Task
Report each line of the data that includes the word "Product".

Task material

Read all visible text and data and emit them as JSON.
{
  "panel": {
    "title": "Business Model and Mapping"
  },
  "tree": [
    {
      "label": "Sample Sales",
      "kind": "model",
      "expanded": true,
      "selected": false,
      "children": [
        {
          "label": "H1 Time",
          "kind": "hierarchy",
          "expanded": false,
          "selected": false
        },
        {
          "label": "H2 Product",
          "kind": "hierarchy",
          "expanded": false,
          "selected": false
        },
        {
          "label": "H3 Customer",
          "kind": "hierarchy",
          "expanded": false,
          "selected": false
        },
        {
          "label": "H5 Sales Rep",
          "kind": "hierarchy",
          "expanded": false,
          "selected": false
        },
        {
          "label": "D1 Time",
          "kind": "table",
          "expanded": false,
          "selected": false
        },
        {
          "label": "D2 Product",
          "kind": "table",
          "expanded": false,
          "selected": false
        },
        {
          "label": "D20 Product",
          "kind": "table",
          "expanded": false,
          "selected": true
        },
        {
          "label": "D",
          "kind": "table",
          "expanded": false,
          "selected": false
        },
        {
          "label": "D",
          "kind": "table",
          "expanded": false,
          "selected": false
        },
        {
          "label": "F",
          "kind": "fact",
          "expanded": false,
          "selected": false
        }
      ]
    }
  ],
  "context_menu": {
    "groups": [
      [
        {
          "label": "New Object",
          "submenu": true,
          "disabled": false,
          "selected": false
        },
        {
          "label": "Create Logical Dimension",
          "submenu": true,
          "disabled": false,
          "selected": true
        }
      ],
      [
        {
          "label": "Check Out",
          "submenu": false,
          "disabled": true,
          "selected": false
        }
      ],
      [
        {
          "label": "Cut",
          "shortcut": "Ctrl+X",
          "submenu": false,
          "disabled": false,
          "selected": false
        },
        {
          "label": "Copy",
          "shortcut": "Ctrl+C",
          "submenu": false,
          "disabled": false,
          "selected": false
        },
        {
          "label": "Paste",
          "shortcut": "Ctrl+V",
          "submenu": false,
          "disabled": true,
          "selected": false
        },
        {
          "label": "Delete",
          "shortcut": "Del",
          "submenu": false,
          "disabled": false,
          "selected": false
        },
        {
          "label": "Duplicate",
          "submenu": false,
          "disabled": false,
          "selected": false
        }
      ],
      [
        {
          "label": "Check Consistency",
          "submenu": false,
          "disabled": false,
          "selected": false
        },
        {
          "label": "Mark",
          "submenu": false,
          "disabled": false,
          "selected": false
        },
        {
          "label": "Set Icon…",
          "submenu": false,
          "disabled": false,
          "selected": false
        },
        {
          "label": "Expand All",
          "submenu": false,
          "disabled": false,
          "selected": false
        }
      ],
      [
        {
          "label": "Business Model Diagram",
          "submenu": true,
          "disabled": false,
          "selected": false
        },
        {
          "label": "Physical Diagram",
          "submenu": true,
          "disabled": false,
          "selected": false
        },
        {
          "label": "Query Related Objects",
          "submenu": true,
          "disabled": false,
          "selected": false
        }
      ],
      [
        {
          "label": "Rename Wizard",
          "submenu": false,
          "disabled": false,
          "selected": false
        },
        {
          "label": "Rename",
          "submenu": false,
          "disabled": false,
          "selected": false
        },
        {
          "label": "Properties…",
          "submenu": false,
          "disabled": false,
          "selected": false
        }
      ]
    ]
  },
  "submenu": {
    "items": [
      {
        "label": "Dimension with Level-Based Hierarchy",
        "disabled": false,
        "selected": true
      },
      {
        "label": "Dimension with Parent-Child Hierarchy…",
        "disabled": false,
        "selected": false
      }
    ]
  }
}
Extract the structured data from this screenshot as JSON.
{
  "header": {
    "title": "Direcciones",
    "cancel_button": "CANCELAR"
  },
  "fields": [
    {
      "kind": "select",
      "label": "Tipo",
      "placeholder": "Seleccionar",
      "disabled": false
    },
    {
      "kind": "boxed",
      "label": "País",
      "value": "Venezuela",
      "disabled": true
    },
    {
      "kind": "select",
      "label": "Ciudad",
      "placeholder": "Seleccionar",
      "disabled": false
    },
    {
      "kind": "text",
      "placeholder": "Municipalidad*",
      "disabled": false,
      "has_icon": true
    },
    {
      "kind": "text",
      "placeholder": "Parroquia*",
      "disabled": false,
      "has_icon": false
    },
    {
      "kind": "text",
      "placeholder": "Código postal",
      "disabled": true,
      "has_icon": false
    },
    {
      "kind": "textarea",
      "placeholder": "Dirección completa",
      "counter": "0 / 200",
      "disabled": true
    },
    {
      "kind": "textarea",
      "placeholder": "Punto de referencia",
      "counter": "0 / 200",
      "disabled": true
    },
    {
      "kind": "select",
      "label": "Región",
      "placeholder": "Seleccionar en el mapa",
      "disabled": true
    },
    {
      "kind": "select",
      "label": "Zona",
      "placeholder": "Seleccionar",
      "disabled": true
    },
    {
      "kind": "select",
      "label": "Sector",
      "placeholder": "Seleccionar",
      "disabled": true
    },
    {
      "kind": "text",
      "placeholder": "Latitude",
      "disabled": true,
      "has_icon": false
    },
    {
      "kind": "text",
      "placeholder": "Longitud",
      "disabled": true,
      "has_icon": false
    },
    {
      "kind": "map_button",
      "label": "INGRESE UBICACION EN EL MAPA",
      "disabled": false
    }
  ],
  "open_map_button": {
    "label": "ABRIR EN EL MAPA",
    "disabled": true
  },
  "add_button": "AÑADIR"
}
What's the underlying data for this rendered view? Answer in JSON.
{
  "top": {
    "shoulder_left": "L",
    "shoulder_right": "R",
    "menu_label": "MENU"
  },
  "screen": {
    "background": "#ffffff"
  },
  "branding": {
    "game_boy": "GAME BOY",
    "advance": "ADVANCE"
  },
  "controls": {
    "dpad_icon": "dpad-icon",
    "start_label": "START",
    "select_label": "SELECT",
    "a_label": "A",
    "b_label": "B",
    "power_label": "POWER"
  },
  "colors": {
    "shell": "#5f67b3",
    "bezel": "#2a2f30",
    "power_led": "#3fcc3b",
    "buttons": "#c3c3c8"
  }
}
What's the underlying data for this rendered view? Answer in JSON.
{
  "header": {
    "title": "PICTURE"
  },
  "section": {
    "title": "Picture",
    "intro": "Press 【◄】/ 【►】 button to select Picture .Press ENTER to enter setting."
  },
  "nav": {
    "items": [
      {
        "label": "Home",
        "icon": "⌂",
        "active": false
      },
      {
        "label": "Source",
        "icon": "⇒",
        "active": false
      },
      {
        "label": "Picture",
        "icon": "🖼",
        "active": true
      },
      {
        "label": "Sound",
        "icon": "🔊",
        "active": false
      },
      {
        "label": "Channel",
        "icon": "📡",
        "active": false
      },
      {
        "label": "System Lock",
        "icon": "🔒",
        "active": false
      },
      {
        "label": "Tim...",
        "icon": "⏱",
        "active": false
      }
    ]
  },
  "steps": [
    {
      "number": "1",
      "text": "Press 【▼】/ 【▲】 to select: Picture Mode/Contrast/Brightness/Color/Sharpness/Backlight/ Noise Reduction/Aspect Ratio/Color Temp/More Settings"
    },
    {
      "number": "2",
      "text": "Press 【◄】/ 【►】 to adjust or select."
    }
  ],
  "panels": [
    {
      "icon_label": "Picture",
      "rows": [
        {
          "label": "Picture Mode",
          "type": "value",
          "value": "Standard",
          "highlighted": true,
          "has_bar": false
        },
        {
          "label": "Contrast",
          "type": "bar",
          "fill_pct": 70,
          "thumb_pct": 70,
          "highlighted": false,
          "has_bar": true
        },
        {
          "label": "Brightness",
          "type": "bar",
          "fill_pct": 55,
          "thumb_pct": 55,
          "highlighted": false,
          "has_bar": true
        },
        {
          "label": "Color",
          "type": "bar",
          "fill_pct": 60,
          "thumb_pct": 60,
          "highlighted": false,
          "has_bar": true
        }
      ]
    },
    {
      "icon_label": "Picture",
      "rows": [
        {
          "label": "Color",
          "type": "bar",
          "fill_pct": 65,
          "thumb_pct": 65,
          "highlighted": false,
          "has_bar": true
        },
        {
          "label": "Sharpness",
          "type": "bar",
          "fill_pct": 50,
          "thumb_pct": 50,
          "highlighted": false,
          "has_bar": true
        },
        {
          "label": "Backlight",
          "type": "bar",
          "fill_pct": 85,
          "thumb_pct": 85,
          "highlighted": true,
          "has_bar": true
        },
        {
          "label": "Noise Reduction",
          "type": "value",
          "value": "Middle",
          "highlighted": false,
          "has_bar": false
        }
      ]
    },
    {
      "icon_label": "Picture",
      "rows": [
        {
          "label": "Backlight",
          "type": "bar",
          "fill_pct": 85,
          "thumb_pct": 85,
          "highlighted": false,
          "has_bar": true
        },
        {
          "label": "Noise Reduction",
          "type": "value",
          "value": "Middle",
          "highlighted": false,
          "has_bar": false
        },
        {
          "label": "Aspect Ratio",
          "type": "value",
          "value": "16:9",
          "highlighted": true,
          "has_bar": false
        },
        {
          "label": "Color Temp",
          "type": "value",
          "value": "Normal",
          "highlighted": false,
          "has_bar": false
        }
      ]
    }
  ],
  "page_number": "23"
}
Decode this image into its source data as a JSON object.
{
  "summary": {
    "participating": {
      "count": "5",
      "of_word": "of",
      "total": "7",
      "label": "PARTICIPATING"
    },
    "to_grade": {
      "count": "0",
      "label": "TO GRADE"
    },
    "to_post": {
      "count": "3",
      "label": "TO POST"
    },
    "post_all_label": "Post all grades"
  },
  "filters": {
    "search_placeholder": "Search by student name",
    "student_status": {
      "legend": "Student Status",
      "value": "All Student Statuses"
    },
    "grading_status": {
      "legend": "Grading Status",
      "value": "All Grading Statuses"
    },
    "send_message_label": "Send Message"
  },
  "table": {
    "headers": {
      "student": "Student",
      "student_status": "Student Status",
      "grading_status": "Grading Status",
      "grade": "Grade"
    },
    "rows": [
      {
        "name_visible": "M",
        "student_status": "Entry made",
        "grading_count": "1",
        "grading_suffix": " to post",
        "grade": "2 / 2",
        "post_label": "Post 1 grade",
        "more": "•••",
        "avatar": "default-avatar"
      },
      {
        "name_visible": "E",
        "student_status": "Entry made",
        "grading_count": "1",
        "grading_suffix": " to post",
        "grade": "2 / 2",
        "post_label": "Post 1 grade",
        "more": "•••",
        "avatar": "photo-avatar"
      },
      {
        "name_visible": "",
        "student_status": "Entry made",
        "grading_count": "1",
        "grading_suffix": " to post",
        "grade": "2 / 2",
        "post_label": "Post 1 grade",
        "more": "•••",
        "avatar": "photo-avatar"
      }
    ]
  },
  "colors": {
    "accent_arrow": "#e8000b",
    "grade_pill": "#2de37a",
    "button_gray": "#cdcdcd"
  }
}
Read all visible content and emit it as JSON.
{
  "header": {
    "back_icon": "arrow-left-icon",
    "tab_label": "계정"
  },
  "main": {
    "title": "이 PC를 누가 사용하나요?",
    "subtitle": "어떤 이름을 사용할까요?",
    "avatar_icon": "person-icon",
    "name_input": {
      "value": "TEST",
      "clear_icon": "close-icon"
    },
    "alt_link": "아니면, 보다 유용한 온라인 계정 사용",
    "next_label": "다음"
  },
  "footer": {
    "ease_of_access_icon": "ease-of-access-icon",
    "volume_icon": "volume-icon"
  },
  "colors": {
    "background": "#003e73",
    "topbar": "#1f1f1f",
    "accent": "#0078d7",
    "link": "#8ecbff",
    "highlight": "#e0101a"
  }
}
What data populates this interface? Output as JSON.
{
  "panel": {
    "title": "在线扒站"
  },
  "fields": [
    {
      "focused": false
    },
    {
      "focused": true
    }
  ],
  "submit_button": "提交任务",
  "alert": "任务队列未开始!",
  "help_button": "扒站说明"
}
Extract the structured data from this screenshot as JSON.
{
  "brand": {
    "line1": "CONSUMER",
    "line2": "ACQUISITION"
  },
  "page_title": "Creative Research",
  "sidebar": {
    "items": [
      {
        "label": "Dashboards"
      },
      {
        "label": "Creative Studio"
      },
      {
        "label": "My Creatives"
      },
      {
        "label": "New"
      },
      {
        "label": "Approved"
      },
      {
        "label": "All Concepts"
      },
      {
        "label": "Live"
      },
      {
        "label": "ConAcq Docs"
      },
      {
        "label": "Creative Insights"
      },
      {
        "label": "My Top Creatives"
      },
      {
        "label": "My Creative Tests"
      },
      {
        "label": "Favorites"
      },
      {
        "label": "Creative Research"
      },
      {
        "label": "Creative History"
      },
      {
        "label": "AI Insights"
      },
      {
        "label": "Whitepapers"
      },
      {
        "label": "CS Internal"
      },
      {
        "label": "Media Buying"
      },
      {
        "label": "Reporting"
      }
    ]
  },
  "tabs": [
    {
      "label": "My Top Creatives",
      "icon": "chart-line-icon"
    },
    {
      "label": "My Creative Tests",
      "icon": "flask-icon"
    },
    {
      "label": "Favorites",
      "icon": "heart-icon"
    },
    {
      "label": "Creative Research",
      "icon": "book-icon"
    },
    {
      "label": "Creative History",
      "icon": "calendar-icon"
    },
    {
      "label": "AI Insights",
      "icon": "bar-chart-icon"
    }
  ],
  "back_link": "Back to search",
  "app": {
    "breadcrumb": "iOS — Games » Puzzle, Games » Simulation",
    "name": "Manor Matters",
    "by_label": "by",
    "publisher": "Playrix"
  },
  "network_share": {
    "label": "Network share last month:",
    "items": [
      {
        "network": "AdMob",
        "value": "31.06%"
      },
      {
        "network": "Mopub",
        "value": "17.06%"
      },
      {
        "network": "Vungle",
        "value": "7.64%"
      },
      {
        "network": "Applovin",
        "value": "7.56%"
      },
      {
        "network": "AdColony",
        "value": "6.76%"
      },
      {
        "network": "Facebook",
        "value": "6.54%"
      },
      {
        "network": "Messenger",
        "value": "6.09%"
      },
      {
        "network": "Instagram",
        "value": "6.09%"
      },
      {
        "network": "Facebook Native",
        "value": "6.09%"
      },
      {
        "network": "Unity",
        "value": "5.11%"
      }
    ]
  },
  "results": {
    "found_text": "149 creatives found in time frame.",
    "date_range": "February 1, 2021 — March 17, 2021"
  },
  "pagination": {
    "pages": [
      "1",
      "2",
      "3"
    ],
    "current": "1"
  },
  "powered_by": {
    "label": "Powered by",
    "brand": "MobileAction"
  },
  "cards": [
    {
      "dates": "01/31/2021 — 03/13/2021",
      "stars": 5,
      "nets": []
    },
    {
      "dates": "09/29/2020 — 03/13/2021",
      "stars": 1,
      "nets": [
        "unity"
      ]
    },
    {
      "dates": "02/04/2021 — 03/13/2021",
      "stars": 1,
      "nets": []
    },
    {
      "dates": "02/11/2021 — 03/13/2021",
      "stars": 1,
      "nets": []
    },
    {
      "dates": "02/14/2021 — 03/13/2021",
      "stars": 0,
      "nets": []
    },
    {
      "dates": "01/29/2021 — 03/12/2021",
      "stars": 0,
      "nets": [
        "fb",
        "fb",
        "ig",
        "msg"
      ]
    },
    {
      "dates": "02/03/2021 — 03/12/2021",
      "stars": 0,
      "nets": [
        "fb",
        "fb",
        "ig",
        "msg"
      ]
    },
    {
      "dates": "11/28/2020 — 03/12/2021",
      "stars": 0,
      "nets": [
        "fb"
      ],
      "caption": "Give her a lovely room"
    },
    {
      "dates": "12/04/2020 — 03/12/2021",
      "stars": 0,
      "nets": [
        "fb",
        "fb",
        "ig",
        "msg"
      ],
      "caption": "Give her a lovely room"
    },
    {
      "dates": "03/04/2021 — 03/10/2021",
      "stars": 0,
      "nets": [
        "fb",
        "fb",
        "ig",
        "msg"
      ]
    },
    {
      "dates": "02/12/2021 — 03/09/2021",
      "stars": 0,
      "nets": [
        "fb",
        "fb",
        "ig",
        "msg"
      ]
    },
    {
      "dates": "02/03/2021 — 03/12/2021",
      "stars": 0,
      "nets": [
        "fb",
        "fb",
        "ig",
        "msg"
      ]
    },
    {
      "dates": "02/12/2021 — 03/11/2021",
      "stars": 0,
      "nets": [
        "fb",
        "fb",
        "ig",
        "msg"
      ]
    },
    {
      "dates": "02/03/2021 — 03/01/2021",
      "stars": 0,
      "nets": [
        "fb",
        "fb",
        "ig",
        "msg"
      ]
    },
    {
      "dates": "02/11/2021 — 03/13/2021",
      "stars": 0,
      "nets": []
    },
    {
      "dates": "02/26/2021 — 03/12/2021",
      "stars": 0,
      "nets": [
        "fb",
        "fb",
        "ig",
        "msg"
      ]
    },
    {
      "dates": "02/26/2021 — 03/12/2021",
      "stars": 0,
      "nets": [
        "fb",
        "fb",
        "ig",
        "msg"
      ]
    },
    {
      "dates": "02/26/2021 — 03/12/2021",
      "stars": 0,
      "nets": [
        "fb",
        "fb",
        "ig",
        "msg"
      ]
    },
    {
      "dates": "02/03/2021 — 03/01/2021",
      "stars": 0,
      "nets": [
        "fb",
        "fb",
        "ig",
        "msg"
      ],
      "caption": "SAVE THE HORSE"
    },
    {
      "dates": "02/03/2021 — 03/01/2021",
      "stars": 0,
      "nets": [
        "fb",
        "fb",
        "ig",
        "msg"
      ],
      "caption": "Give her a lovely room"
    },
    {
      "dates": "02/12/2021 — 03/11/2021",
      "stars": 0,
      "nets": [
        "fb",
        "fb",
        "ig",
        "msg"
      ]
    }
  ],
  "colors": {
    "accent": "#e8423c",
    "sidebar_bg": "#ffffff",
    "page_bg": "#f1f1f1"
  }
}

Result of the exercise
          "label": "H2 Product",
          "label": "D2 Product",
          "label": "D20 Product",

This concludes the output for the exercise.